Weighing in on the ongoing prosecution of an art dealer accused of selling forgeries (see Crimes of the Art #66), the artist Lee Ufan announced at a press conference that the 13 works believed to be fakes are in fact authentic. “I concluded that there is not anything strange with a single piece,” Lee said after a four-hour examination of the works. “The use of breath, rhythm, and color were all my techniques.”
Verdict: Prosecutors must not be big fans of Lee Ufan right now.
Blaze Lights Up Liverpool Biennial Venue
The city of Liverpool’s Saw Mill was badly damaged in a fire that is now being investigated as an arson attack. The building, a former nightclub, was to be the venue for Turner Prize-winner Mark Leckey’s video art installation “Dream English Kid 1964–1999 AD” as part of this year’s Liverpool Biennial (which opens July 9).

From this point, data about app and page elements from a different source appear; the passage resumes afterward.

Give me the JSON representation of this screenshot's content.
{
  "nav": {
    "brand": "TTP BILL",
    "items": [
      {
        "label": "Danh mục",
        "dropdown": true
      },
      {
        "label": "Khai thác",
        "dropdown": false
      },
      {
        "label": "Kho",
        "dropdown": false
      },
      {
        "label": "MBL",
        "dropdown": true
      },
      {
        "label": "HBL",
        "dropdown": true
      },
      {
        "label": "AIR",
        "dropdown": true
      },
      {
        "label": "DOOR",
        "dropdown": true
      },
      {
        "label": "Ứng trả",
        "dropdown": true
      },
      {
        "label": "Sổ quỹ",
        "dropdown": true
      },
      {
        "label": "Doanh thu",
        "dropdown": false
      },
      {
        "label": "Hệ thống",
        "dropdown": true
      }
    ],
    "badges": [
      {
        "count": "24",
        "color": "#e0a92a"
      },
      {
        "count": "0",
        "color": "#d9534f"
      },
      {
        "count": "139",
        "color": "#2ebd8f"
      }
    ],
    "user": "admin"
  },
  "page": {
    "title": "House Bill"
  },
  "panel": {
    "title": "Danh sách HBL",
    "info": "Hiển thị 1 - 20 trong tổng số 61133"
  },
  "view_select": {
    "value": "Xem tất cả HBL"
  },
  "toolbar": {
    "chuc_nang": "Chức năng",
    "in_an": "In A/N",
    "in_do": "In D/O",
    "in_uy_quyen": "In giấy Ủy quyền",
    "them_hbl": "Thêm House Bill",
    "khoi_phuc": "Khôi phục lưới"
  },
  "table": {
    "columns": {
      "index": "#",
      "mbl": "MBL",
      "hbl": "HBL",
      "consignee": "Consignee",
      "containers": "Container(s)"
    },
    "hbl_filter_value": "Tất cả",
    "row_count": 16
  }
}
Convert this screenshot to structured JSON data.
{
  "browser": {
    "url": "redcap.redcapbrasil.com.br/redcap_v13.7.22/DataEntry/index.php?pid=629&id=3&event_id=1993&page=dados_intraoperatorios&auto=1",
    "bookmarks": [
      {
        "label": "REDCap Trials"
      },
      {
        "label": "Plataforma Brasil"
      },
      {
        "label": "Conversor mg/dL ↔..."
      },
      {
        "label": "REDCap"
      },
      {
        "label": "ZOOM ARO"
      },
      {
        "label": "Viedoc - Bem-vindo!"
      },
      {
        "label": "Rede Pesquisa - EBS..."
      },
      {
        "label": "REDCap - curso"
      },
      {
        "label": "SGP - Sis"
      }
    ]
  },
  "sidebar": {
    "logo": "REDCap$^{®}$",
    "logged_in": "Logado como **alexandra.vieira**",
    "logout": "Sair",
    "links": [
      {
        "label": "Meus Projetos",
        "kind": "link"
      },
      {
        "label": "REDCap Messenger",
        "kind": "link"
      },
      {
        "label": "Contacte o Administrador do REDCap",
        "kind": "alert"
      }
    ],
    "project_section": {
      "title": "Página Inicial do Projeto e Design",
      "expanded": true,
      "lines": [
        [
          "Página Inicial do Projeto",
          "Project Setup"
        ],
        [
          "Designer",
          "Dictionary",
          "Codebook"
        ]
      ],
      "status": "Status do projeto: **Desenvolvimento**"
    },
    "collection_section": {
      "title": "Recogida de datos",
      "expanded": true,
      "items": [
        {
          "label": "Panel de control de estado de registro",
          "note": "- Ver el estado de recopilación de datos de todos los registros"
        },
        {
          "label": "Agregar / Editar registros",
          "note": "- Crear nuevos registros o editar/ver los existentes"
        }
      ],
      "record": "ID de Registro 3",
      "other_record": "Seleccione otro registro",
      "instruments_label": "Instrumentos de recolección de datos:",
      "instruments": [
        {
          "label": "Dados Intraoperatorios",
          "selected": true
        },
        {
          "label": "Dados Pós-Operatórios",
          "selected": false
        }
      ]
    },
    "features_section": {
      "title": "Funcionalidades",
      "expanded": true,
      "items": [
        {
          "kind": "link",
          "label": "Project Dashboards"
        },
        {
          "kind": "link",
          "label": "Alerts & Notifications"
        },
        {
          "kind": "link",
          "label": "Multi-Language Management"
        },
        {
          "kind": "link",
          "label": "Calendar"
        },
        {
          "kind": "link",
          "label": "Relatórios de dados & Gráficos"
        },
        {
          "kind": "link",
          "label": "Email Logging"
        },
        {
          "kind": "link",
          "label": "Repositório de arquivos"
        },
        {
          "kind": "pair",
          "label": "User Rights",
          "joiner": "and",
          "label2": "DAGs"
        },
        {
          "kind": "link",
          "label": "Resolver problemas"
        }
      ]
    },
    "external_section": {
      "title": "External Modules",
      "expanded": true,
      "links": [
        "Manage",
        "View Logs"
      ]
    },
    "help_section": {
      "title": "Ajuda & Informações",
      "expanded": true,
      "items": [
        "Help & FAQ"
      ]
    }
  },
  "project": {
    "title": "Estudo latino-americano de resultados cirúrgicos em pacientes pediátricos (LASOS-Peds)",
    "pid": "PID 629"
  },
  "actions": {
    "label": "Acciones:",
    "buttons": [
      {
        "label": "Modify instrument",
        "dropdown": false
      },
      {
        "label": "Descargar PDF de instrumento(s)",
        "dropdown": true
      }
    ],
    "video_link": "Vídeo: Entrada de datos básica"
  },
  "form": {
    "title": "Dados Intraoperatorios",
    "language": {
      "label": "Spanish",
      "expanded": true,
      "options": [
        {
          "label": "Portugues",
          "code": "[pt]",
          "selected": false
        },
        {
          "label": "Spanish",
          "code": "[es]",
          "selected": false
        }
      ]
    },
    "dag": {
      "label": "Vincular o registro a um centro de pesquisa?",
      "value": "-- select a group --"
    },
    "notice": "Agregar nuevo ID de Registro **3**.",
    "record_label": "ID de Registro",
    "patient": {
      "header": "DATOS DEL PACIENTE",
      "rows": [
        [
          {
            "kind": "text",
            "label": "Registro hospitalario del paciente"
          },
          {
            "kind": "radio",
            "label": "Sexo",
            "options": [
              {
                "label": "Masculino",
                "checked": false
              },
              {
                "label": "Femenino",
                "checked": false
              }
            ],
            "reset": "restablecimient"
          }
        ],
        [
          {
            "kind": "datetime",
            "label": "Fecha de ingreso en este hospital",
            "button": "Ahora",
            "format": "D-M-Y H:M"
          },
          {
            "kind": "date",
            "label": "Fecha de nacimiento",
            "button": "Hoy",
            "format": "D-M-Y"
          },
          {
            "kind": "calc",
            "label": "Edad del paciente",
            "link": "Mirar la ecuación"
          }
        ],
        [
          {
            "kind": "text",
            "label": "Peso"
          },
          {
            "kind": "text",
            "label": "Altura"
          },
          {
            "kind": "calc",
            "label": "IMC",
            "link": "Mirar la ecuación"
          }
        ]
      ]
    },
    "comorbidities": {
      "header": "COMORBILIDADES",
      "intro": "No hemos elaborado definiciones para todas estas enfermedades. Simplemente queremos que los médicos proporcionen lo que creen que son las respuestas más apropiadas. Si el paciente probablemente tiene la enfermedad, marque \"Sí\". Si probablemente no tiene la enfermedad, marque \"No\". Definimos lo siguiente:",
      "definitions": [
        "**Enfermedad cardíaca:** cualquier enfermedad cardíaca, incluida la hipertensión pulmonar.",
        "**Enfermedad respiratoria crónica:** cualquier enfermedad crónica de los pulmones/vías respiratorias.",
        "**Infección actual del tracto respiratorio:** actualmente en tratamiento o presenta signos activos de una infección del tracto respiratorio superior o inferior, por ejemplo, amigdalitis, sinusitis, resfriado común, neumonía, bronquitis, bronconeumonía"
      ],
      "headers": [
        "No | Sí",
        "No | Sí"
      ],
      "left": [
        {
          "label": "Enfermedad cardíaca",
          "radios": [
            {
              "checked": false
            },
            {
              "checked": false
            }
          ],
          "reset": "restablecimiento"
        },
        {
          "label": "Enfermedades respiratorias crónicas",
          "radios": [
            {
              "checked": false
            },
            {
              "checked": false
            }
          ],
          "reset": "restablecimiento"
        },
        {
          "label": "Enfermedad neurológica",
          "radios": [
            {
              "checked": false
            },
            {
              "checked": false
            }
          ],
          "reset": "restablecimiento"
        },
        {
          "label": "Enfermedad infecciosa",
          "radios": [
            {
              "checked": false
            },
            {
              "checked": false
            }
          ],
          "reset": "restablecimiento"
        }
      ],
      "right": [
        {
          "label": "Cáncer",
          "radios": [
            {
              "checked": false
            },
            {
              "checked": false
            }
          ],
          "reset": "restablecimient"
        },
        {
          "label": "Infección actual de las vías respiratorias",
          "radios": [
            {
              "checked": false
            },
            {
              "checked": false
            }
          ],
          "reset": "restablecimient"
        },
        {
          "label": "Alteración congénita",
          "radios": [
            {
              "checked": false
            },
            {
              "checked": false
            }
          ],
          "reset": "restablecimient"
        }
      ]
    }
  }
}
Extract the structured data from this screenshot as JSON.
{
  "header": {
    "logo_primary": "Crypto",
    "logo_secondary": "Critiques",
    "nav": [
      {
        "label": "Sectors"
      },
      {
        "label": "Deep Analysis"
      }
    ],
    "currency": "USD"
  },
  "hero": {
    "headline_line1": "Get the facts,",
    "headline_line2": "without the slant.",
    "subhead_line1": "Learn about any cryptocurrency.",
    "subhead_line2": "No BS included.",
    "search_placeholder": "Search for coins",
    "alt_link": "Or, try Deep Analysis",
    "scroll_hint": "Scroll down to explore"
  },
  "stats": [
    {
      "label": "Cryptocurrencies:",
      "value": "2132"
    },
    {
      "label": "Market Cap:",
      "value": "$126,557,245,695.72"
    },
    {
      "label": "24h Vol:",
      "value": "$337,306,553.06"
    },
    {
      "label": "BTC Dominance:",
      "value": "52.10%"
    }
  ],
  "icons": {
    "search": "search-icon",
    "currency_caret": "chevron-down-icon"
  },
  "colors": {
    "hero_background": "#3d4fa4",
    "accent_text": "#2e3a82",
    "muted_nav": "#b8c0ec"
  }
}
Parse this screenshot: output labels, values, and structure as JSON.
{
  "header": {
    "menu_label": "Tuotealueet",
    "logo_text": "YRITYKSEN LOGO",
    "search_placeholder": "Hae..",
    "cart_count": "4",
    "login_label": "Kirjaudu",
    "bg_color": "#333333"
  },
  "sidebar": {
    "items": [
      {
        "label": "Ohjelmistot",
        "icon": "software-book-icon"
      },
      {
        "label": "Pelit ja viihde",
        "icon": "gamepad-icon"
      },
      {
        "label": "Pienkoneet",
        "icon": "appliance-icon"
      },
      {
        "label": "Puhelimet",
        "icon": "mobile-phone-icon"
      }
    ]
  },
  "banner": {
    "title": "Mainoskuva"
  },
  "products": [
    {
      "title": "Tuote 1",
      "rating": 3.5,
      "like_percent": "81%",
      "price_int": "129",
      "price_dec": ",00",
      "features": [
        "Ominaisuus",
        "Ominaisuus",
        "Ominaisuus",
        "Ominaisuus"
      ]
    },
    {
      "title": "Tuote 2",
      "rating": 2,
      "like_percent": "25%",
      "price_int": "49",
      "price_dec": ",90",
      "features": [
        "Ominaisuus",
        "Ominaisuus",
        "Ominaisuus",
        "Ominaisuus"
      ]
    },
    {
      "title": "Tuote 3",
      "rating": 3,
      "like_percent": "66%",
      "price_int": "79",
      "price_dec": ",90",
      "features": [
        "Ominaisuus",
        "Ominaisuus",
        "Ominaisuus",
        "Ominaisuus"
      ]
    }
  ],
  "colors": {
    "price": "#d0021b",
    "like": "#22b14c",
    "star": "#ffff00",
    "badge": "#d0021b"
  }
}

Verdict: I’m not sure how, but this must be Brexit’s fault.
This week, the scourge of immersive exhibitions, the popularity of anti-vax deathbed videos, the pregnant man emoji, Chomsky on Afghanistan, Met Gala commentary, and more.
It seems like we broke the ice to a growing consciousness that the status quo isn’t going to work.
Over 50 years of the artist’s video and media work on how images, sound, and cultural iconography inform representation is on view through December 30.
Nate Chastain, OpenSea’s head of product, was ousted on Twitter by a user who posted questionable transactions from his wallet.
The 40-year relationship that unfolded between Toklas and Stein became the bedrock of Paris’s artistic avant-garde.
Over the course of three months, the resident artists in Going to the Meadow will collaborate and create with a curated set of continually changing materials.
Fifty works, all created by women, are brought together across time and media as the Norton Museum of Art reckons with the art world’s patriarchal past and present.